_Exercise data_.
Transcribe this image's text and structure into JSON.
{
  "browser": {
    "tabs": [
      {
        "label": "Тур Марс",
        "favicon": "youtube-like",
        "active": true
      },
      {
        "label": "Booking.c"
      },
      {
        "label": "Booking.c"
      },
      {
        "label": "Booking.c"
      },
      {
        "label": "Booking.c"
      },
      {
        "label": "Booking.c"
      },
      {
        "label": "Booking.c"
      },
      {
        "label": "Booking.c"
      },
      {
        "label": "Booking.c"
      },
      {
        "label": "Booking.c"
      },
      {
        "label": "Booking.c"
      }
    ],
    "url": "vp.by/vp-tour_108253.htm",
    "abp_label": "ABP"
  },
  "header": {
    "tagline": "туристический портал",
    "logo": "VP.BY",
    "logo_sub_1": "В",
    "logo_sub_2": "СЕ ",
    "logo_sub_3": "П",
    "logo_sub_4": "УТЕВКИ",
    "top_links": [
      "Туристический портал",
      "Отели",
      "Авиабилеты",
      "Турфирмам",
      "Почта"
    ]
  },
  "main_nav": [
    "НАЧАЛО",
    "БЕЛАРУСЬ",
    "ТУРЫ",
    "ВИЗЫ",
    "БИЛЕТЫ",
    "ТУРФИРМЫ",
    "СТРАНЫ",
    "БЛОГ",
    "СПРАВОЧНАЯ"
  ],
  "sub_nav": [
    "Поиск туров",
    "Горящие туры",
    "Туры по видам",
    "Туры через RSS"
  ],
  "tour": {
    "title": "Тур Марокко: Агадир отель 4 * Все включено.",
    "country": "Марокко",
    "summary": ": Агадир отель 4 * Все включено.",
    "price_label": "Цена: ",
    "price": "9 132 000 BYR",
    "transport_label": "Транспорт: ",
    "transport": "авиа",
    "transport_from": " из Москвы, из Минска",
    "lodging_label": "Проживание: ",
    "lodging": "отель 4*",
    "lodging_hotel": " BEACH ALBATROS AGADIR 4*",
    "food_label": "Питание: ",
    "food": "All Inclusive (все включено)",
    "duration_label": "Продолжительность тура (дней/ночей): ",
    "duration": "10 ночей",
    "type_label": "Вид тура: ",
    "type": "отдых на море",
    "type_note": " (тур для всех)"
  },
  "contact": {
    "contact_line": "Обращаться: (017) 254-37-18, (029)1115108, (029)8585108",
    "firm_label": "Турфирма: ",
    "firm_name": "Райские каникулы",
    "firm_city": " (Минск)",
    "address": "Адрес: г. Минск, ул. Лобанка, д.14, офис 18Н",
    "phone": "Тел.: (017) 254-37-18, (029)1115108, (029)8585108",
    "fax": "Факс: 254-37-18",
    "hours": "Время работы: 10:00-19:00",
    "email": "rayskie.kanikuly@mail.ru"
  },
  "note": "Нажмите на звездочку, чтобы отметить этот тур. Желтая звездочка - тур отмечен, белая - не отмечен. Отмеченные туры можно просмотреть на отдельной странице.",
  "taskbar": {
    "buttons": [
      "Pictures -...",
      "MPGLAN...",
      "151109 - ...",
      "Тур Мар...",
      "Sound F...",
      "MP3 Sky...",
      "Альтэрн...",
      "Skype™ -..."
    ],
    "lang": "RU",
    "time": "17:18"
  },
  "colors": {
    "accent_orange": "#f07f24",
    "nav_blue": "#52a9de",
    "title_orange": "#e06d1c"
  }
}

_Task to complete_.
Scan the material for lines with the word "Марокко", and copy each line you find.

_Exercise solution_.
    "title": "Тур Марокко: Агадир отель 4 * Все включено.",
    "country": "Марокко",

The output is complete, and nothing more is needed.